- _Exercise_:
The reply consists of one number only: how many lines in the listing below contain the word "disabled".

========================================================================

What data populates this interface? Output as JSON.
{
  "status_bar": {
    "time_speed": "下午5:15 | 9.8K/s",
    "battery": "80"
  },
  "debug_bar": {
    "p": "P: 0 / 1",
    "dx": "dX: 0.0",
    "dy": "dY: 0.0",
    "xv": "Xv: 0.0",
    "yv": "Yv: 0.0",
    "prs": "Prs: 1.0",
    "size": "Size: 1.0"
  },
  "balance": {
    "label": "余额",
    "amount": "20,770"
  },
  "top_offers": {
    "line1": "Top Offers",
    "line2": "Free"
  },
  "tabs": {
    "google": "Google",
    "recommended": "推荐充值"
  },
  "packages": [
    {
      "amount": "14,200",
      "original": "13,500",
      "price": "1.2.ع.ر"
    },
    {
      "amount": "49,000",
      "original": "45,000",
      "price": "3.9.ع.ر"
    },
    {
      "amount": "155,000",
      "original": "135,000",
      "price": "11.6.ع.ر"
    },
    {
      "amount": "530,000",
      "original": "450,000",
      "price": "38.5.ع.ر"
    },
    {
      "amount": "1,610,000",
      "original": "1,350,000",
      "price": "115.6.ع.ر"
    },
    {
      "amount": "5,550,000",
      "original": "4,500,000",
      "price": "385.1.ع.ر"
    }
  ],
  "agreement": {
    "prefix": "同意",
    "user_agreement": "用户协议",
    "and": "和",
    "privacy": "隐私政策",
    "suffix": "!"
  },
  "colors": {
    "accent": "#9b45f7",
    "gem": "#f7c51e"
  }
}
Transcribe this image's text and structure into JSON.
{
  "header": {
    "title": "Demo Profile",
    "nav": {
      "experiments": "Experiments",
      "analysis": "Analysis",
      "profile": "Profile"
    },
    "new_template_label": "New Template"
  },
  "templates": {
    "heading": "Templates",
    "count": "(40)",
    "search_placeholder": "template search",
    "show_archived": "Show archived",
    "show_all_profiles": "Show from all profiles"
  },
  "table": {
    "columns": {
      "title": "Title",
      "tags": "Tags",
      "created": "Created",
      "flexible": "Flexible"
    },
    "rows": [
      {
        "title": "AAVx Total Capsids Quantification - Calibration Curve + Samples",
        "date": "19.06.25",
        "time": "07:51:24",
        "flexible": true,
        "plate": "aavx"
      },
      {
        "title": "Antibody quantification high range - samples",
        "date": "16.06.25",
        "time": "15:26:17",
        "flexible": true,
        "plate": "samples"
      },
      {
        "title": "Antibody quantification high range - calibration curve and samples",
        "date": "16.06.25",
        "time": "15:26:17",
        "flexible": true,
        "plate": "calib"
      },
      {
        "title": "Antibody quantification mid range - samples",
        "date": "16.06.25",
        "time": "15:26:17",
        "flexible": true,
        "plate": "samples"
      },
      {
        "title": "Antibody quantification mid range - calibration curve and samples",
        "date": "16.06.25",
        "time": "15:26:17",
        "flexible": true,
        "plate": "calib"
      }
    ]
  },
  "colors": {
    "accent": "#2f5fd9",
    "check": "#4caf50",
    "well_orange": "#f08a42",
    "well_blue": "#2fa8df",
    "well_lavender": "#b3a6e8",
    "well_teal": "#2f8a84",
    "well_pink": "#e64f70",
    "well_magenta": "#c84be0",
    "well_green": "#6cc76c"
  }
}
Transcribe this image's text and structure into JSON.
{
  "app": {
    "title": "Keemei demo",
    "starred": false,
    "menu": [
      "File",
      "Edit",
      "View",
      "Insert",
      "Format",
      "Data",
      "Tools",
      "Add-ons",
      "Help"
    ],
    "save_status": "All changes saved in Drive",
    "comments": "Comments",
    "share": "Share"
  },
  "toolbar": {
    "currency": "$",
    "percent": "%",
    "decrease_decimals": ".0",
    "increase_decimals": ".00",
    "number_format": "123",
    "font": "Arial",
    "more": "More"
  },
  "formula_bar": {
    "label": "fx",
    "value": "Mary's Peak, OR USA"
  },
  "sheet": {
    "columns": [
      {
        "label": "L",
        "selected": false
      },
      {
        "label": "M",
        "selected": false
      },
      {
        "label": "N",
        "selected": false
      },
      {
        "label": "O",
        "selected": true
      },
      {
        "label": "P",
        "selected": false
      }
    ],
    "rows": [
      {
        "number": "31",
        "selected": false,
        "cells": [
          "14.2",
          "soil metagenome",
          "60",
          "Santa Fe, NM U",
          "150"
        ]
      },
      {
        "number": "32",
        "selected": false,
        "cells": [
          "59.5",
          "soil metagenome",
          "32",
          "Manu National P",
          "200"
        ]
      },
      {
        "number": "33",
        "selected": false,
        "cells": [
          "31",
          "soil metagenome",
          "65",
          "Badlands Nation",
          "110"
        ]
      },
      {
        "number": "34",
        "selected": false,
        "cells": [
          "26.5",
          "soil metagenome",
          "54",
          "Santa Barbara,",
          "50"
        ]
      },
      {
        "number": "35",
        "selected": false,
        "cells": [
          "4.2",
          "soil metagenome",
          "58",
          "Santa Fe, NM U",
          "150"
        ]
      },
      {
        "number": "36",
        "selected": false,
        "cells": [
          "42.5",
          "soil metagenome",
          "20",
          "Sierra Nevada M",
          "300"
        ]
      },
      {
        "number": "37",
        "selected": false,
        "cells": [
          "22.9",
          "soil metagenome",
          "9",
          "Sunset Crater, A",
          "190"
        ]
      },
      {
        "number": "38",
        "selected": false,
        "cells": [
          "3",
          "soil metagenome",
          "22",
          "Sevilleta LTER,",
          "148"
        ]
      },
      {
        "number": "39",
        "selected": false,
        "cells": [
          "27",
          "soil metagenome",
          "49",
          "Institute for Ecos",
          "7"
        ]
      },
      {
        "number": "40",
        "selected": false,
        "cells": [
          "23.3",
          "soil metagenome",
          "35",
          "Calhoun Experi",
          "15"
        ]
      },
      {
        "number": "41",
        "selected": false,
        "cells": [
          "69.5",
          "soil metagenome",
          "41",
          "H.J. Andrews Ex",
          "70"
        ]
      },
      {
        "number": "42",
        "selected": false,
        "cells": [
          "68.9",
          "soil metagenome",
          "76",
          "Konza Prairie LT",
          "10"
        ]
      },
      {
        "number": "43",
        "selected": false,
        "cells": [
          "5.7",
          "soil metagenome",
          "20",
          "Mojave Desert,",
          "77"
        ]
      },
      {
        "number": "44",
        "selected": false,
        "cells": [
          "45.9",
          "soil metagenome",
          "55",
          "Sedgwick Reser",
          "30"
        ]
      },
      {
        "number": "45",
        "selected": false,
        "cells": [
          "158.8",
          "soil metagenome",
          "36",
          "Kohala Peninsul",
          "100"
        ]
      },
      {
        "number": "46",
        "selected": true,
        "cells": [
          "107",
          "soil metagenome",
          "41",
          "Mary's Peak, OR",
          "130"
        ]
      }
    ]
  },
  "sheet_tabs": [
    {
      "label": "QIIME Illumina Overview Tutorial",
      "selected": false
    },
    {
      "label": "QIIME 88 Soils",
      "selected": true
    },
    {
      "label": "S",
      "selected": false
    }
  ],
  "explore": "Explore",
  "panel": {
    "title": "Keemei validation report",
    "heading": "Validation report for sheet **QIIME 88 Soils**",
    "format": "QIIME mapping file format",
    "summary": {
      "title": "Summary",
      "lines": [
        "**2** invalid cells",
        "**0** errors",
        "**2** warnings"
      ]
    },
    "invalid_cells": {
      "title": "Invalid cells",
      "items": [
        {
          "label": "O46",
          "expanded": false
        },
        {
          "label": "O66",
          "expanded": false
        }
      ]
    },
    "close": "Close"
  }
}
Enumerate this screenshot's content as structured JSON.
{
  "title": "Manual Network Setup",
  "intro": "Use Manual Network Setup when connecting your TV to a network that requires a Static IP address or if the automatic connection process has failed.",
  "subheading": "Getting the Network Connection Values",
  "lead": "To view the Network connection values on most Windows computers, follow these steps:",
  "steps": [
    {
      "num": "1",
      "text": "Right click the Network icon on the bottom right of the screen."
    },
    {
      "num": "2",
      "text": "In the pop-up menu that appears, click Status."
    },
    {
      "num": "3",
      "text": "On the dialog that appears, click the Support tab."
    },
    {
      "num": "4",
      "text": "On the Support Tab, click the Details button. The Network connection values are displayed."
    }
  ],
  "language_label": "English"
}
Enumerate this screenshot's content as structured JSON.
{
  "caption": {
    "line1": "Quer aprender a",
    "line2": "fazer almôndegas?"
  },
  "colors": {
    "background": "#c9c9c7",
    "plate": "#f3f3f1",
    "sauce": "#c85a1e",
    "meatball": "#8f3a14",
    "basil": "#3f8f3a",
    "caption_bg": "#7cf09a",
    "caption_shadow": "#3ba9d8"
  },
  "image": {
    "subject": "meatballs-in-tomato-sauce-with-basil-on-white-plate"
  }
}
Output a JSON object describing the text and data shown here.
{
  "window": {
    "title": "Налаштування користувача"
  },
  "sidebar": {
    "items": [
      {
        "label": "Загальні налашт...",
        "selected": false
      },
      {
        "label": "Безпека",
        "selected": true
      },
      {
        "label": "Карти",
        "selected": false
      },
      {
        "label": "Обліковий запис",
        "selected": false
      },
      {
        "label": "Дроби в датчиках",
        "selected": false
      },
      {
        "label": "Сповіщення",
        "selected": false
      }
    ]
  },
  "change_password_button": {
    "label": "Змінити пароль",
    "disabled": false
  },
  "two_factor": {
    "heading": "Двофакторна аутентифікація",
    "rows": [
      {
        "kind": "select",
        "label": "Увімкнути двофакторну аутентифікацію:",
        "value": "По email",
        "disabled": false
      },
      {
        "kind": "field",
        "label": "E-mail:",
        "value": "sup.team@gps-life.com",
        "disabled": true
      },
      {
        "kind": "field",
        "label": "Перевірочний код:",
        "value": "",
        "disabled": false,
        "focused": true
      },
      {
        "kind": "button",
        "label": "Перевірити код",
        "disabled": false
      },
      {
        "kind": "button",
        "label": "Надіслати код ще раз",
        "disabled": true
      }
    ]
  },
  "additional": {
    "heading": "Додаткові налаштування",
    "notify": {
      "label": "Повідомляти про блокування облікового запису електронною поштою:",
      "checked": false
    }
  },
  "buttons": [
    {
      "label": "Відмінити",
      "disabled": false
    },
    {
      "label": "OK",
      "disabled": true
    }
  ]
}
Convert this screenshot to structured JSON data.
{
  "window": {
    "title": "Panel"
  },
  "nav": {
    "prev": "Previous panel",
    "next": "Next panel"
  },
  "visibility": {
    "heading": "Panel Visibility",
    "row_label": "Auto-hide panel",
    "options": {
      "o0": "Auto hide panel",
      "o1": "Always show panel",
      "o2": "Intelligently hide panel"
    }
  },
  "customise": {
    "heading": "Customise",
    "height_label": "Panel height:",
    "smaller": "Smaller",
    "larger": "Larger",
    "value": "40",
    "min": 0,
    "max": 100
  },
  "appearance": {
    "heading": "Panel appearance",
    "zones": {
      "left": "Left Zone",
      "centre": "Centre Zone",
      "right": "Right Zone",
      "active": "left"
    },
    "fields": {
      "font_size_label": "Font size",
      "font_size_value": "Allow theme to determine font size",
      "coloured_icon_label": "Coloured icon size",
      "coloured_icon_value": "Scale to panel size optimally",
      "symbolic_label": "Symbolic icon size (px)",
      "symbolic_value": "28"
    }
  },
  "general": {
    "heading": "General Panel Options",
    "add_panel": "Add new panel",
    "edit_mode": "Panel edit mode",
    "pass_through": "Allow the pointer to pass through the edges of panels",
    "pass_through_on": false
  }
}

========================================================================

- _Response for this exercise_:
8